Dream11 might deal in fantasy games, but its valuation of $500 million is now very real.
Dream11 has raised $100 million (Rs. 700 crore) in a round led by Chinese internet giant Tencent, and is now valued around $500 million (Rs. 3,500 crore). The latest round was Dream11’s Series D, and included participation from existing investors. Previously, investors including Kalaari Capital, Think Investments, Multiples Equity had backed the startup.

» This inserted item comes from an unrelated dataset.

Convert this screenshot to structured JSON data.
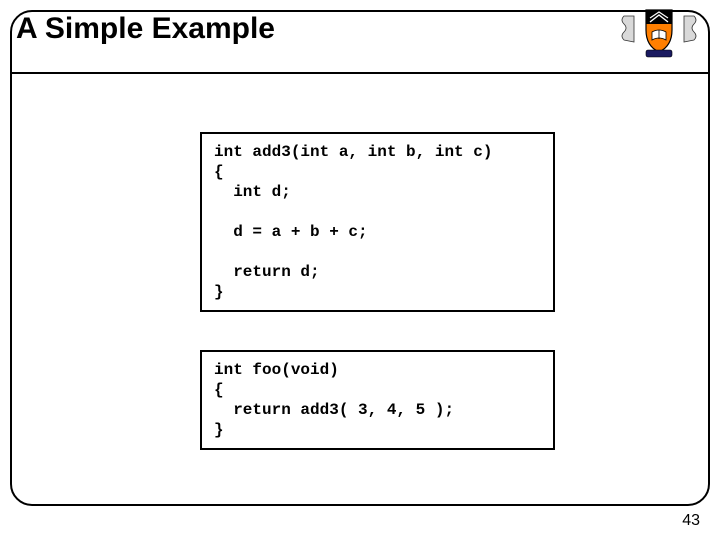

With a valuation of $500 million, Dream11 is now among the rarefied field of Indian startups that at valued at half a billion or more. Dream11’s dream run began in 2012, when it was founded by Harsh Jain, a graduate of the University of Pennsylvania and an MBA from Columbia Business School, and Bhavit Sheth, and MBA from Bentley University, Boston. Both were die-hard fans of fantasy football, and wondered why similar alternatives didn’t exist in India. They founded Dream11, a platform which allows users to choose the members of their their fantasy teams, and then earn real money based on how they perform on the field.
Unlike some other players in the space, Dream11 requires users to pay an upfront amount before they participate in its contests. Users can create their own leagues, and challenge friends who can pick the best teams. Teams receive points based on how their players perform in real life, and the pot it split between the team owners.
Given how popular cricket is in India, it’s not surprising that Dream11 has taken off — it had 10 lakh users in 2014, which grew to 1.5 crore users by 2017, and now Dream11 claims to have 4 crore users on its platform. It’s helped that it has signed on some of cricket’s biggest names to endorse its product — in 2017, Dream11 had been endorsed by Harsha Bhogle, and this year, it ran a TV campaign with Mahendra Singh Dhoni, challenging users if they could be “Dimaag se Dhoni” and select the best-performing teams.
But it hasn’t been all smooth sailing. While online gambling games aren’t allowed in India, Dream11 called itself a “game of skill”, and skirted past regulators. Not everyone agreed — in 2017, it was taken to court over allegations that it was a gambling game, but the High Court ruled that it was indeed a game of skill, and the order was subsequently upheld by the Supreme Court. Dream11’s similarly with gambling apps has also meant that its app isn’t allowed on the Google Play store, and the company sends users a link on how to download it after they give a missed call on a number. And like most other startups, Dream11 is losing money — in FY2017, Dream11 had revenues of Rs. 62 crore, but ended up with losses of Rs. 15 crore.
But the company now has the might of Tencent behind it, and will look to even more aggressively expand its services. Dream11 has already moved away from cricket — it runs fantasy games for Indian football and kabaddi, and has even moved to foreign shores — it’s the official fantasy league partner for the Caribbean Premier League. Its bread and butter, though, is still the IPL, during which it sees the most interest on its website.
Dream11 does seem have a pretty heady combination on paper — India has a billion people who’re crazy about cricket, and they’re rapidly coming online thanks to cheap smartphones and cheaper data plans. And Dream11 throws in the potential of earning real money, along with the excitement of playing along with your friends. Dream11 is already worth $500 million — if it can continue dominating India’s fantasy games space, it might end up creating India’s first unicorn in the consumer gaming sector.